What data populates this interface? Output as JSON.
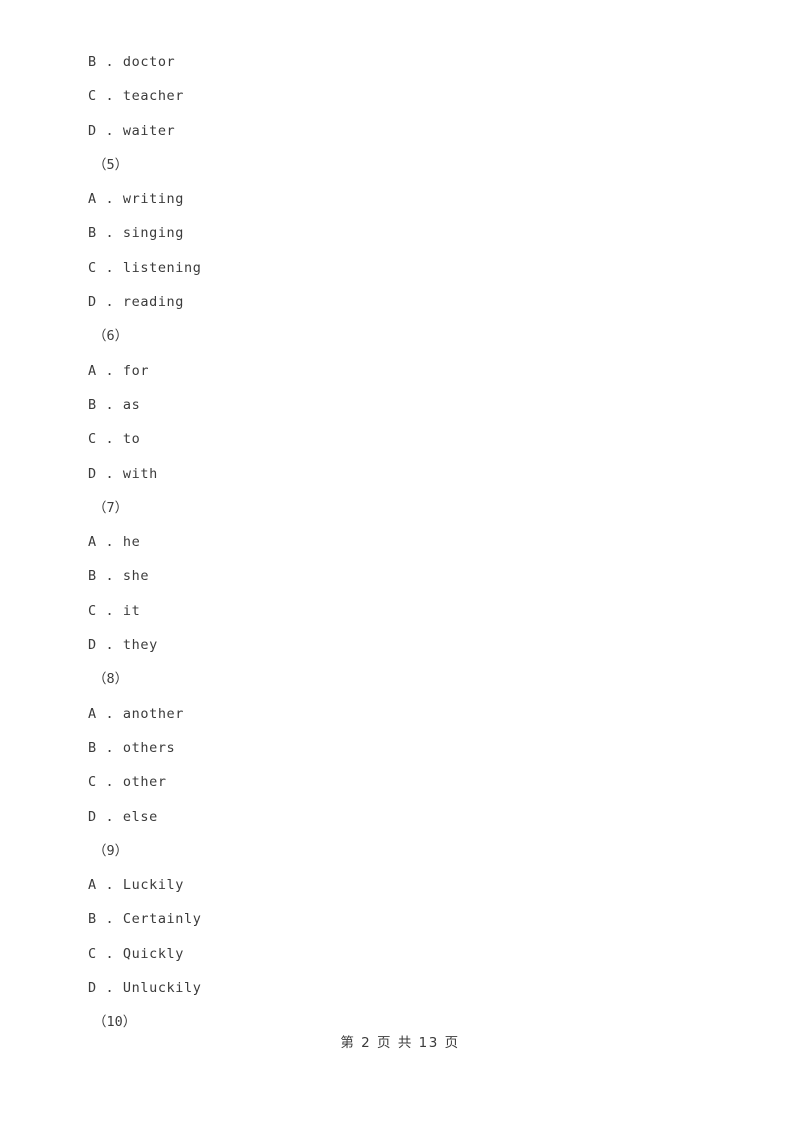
{
  "document": {
    "page_background": "#ffffff",
    "text_color": "#3b3b3b",
    "blocks": [
      {
        "type": "option",
        "letter": "B",
        "separator": " . ",
        "text": "doctor"
      },
      {
        "type": "option",
        "letter": "C",
        "separator": " . ",
        "text": "teacher"
      },
      {
        "type": "option",
        "letter": "D",
        "separator": " . ",
        "text": "waiter"
      },
      {
        "type": "question",
        "label": "（5）"
      },
      {
        "type": "option",
        "letter": "A",
        "separator": " . ",
        "text": "writing"
      },
      {
        "type": "option",
        "letter": "B",
        "separator": " . ",
        "text": "singing"
      },
      {
        "type": "option",
        "letter": "C",
        "separator": " . ",
        "text": "listening"
      },
      {
        "type": "option",
        "letter": "D",
        "separator": " . ",
        "text": "reading"
      },
      {
        "type": "question",
        "label": "（6）"
      },
      {
        "type": "option",
        "letter": "A",
        "separator": " . ",
        "text": "for"
      },
      {
        "type": "option",
        "letter": "B",
        "separator": " . ",
        "text": "as"
      },
      {
        "type": "option",
        "letter": "C",
        "separator": " . ",
        "text": "to"
      },
      {
        "type": "option",
        "letter": "D",
        "separator": " . ",
        "text": "with"
      },
      {
        "type": "question",
        "label": "（7）"
      },
      {
        "type": "option",
        "letter": "A",
        "separator": " . ",
        "text": "he"
      },
      {
        "type": "option",
        "letter": "B",
        "separator": " . ",
        "text": "she"
      },
      {
        "type": "option",
        "letter": "C",
        "separator": " . ",
        "text": "it"
      },
      {
        "type": "option",
        "letter": "D",
        "separator": " . ",
        "text": "they"
      },
      {
        "type": "question",
        "label": "（8）"
      },
      {
        "type": "option",
        "letter": "A",
        "separator": " . ",
        "text": "another"
      },
      {
        "type": "option",
        "letter": "B",
        "separator": " . ",
        "text": "others"
      },
      {
        "type": "option",
        "letter": "C",
        "separator": " . ",
        "text": "other"
      },
      {
        "type": "option",
        "letter": "D",
        "separator": " . ",
        "text": "else"
      },
      {
        "type": "question",
        "label": "（9）"
      },
      {
        "type": "option",
        "letter": "A",
        "separator": " . ",
        "text": "Luckily"
      },
      {
        "type": "option",
        "letter": "B",
        "separator": " . ",
        "text": "Certainly"
      },
      {
        "type": "option",
        "letter": "C",
        "separator": " . ",
        "text": "Quickly"
      },
      {
        "type": "option",
        "letter": "D",
        "separator": " . ",
        "text": "Unluckily"
      },
      {
        "type": "question",
        "label": "（10）"
      }
    ]
  },
  "footer": {
    "text": "第 2 页 共 13 页",
    "current_page": "2",
    "total_pages": "13"
  }
}
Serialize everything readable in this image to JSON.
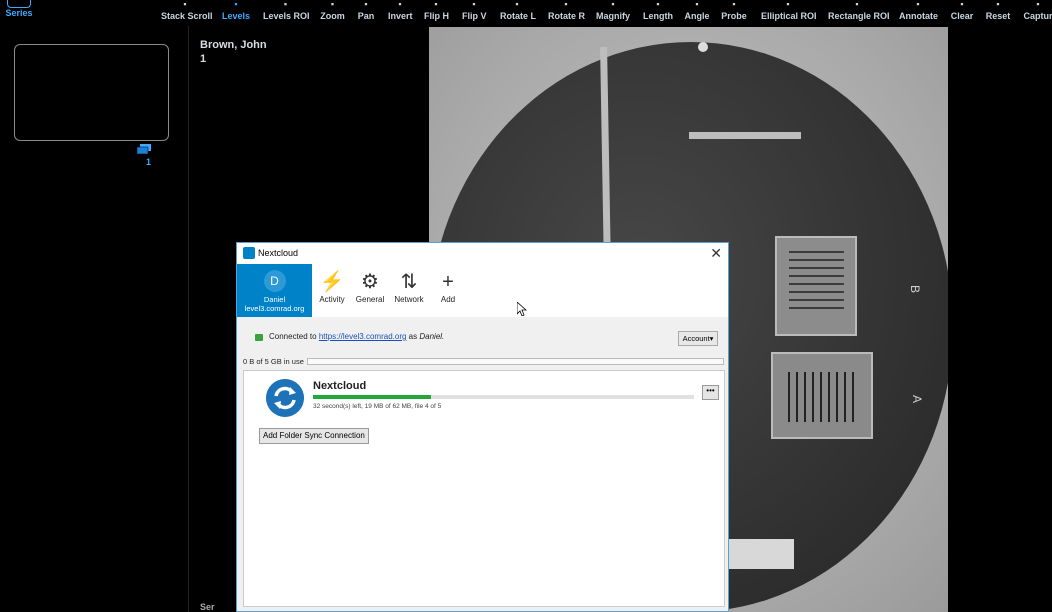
{
  "toolbar": {
    "series_label": "Series",
    "items": [
      {
        "label": "Stack Scroll",
        "icon": "stack-scroll-icon"
      },
      {
        "label": "Levels",
        "icon": "levels-icon"
      },
      {
        "label": "Levels ROI",
        "icon": "levels-roi-icon"
      },
      {
        "label": "Zoom",
        "icon": "zoom-icon"
      },
      {
        "label": "Pan",
        "icon": "pan-icon"
      },
      {
        "label": "Invert",
        "icon": "invert-icon"
      },
      {
        "label": "Flip H",
        "icon": "flip-h-icon"
      },
      {
        "label": "Flip V",
        "icon": "flip-v-icon"
      },
      {
        "label": "Rotate L",
        "icon": "rotate-l-icon"
      },
      {
        "label": "Rotate R",
        "icon": "rotate-r-icon"
      },
      {
        "label": "Magnify",
        "icon": "magnify-icon"
      },
      {
        "label": "Length",
        "icon": "length-icon"
      },
      {
        "label": "Angle",
        "icon": "angle-icon"
      },
      {
        "label": "Probe",
        "icon": "probe-icon"
      },
      {
        "label": "Elliptical ROI",
        "icon": "elliptical-roi-icon"
      },
      {
        "label": "Rectangle ROI",
        "icon": "rectangle-roi-icon"
      },
      {
        "label": "Annotate",
        "icon": "annotate-icon"
      },
      {
        "label": "Clear",
        "icon": "clear-icon"
      },
      {
        "label": "Reset",
        "icon": "reset-icon"
      },
      {
        "label": "Captur",
        "icon": "capture-icon"
      }
    ],
    "active_item": "Levels",
    "accent_color": "#3fa9ff"
  },
  "left_panel": {
    "thumbnail_count": "1",
    "footer_label": "Ser"
  },
  "viewer": {
    "patient_name": "Brown, John",
    "patient_number": "1",
    "image_markers": [
      "B",
      "A"
    ]
  },
  "nextcloud": {
    "window_title": "Nextcloud",
    "close_label": "✕",
    "account": {
      "avatar_letter": "D",
      "user": "Daniel",
      "server": "level3.comrad.org"
    },
    "tools": [
      {
        "label": "Activity",
        "icon": "activity-icon",
        "glyph": "⚡"
      },
      {
        "label": "General",
        "icon": "gear-icon",
        "glyph": "⚙"
      },
      {
        "label": "Network",
        "icon": "network-icon",
        "glyph": "⇅"
      },
      {
        "label": "Add",
        "icon": "add-icon",
        "glyph": "+"
      }
    ],
    "connection": {
      "prefix": "Connected to",
      "url": "https://level3.comrad.org",
      "as": "as",
      "user": "Daniel."
    },
    "account_button": "Account▾",
    "usage_text": "0 B of 5 GB in use",
    "folder": {
      "name": "Nextcloud",
      "status": "32 second(s) left, 19 MB of 62 MB, file 4 of 5",
      "progress_fraction": 0.31,
      "more_label": "•••"
    },
    "add_folder_button": "Add Folder Sync Connection",
    "brand_color": "#0082c9"
  }
}
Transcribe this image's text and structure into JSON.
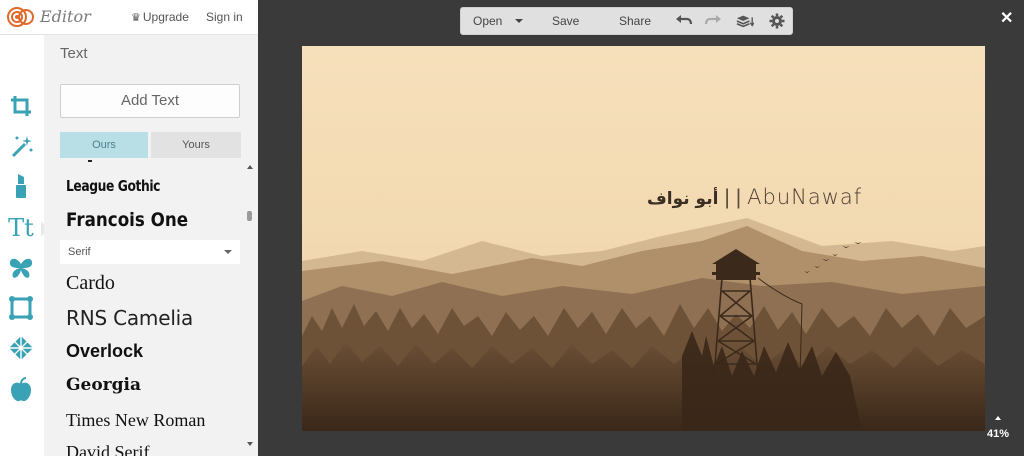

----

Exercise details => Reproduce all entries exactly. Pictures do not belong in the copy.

Answer to this exercise =>
What data populates this interface? Output as JSON.
{
  "document": {
    "page_background": "#ffffff",
    "text_color": "#3b3b3b",
    "blocks": [
      {
        "type": "option",
        "letter": "B",
        "separator": " . ",
        "text": "doctor"
      },
      {
        "type": "option",
        "letter": "C",
        "separator": " . ",
        "text": "teacher"
      },
      {
        "type": "option",
        "letter": "D",
        "separator": " . ",
        "text": "waiter"
      },
      {
        "type": "question",
        "label": "（5）"
      },
      {
        "type": "option",
        "letter": "A",
        "separator": " . ",
        "text": "writing"
      },
      {
        "type": "option",
        "letter": "B",
        "separator": " . ",
        "text": "singing"
      },
      {
        "type": "option",
        "letter": "C",
        "separator": " . ",
        "text": "listening"
      },
      {
        "type": "option",
        "letter": "D",
        "separator": " . ",
        "text": "reading"
      },
      {
        "type": "question",
        "label": "（6）"
      },
      {
        "type": "option",
        "letter": "A",
        "separator": " . ",
        "text": "for"
      },
      {
        "type": "option",
        "letter": "B",
        "separator": " . ",
        "text": "as"
      },
      {
        "type": "option",
        "letter": "C",
        "separator": " . ",
        "text": "to"
      },
      {
        "type": "option",
        "letter": "D",
        "separator": " . ",
        "text": "with"
      },
      {
        "type": "question",
        "label": "（7）"
      },
      {
        "type": "option",
        "letter": "A",
        "separator": " . ",
        "text": "he"
      },
      {
        "type": "option",
        "letter": "B",
        "separator": " . ",
        "text": "she"
      },
      {
        "type": "option",
        "letter": "C",
        "separator": " . ",
        "text": "it"
      },
      {
        "type": "option",
        "letter": "D",
        "separator": " . ",
        "text": "they"
      },
      {
        "type": "question",
        "label": "（8）"
      },
      {
        "type": "option",
        "letter": "A",
        "separator": " . ",
        "text": "another"
      },
      {
        "type": "option",
        "letter": "B",
        "separator": " . ",
        "text": "others"
      },
      {
        "type": "option",
        "letter": "C",
        "separator": " . ",
        "text": "other"
      },
      {
        "type": "option",
        "letter": "D",
        "separator": " . ",
        "text": "else"
      },
      {
        "type": "question",
        "label": "（9）"
      },
      {
        "type": "option",
        "letter": "A",
        "separator": " . ",
        "text": "Luckily"
      },
      {
        "type": "option",
        "letter": "B",
        "separator": " . ",
        "text": "Certainly"
      },
      {
        "type": "option",
        "letter": "C",
        "separator": " . ",
        "text": "Quickly"
      },
      {
        "type": "option",
        "letter": "D",
        "separator": " . ",
        "text": "Unluckily"
      },
      {
        "type": "question",
        "label": "（10）"
      }
    ]
  },
  "footer": {
    "text": "第 2 页 共 13 页",
    "current_page": "2",
    "total_pages": "13"
  }
}
Serialize everything readable in this image to JSON.
{
  "toolbar": {
    "series_label": "Series",
    "items": [
      {
        "label": "Stack Scroll",
        "icon": "stack-scroll-icon"
      },
      {
        "label": "Levels",
        "icon": "levels-icon"
      },
      {
        "label": "Levels ROI",
        "icon": "levels-roi-icon"
      },
      {
        "label": "Zoom",
        "icon": "zoom-icon"
      },
      {
        "label": "Pan",
        "icon": "pan-icon"
      },
      {
        "label": "Invert",
        "icon": "invert-icon"
      },
      {
        "label": "Flip H",
        "icon": "flip-h-icon"
      },
      {
        "label": "Flip V",
        "icon": "flip-v-icon"
      },
      {
        "label": "Rotate L",
        "icon": "rotate-l-icon"
      },
      {
        "label": "Rotate R",
        "icon": "rotate-r-icon"
      },
      {
        "label": "Magnify",
        "icon": "magnify-icon"
      },
      {
        "label": "Length",
        "icon": "length-icon"
      },
      {
        "label": "Angle",
        "icon": "angle-icon"
      },
      {
        "label": "Probe",
        "icon": "probe-icon"
      },
      {
        "label": "Elliptical ROI",
        "icon": "elliptical-roi-icon"
      },
      {
        "label": "Rectangle ROI",
        "icon": "rectangle-roi-icon"
      },
      {
        "label": "Annotate",
        "icon": "annotate-icon"
      },
      {
        "label": "Clear",
        "icon": "clear-icon"
      },
      {
        "label": "Reset",
        "icon": "reset-icon"
      },
      {
        "label": "Captur",
        "icon": "capture-icon"
      }
    ],
    "active_item": "Levels",
    "accent_color": "#3fa9ff"
  },
  "left_panel": {
    "thumbnail_count": "1",
    "footer_label": "Ser"
  },
  "viewer": {
    "patient_name": "Brown, John",
    "patient_number": "1",
    "image_markers": [
      "B",
      "A"
    ]
  },
  "nextcloud": {
    "window_title": "Nextcloud",
    "close_label": "✕",
    "account": {
      "avatar_letter": "D",
      "user": "Daniel",
      "server": "level3.comrad.org"
    },
    "tools": [
      {
        "label": "Activity",
        "icon": "activity-icon",
        "glyph": "⚡"
      },
      {
        "label": "General",
        "icon": "gear-icon",
        "glyph": "⚙"
      },
      {
        "label": "Network",
        "icon": "network-icon",
        "glyph": "⇅"
      },
      {
        "label": "Add",
        "icon": "add-icon",
        "glyph": "+"
      }
    ],
    "connection": {
      "prefix": "Connected to",
      "url": "https://level3.comrad.org",
      "as": "as",
      "user": "Daniel."
    },
    "account_button": "Account▾",
    "usage_text": "0 B of 5 GB in use",
    "folder": {
      "name": "Nextcloud",
      "status": "32 second(s) left, 19 MB of 62 MB, file 4 of 5",
      "progress_fraction": 0.31,
      "more_label": "•••"
    },
    "add_folder_button": "Add Folder Sync Connection",
    "brand_color": "#0082c9"
  }
}
Transcribe this image's text and structure into JSON.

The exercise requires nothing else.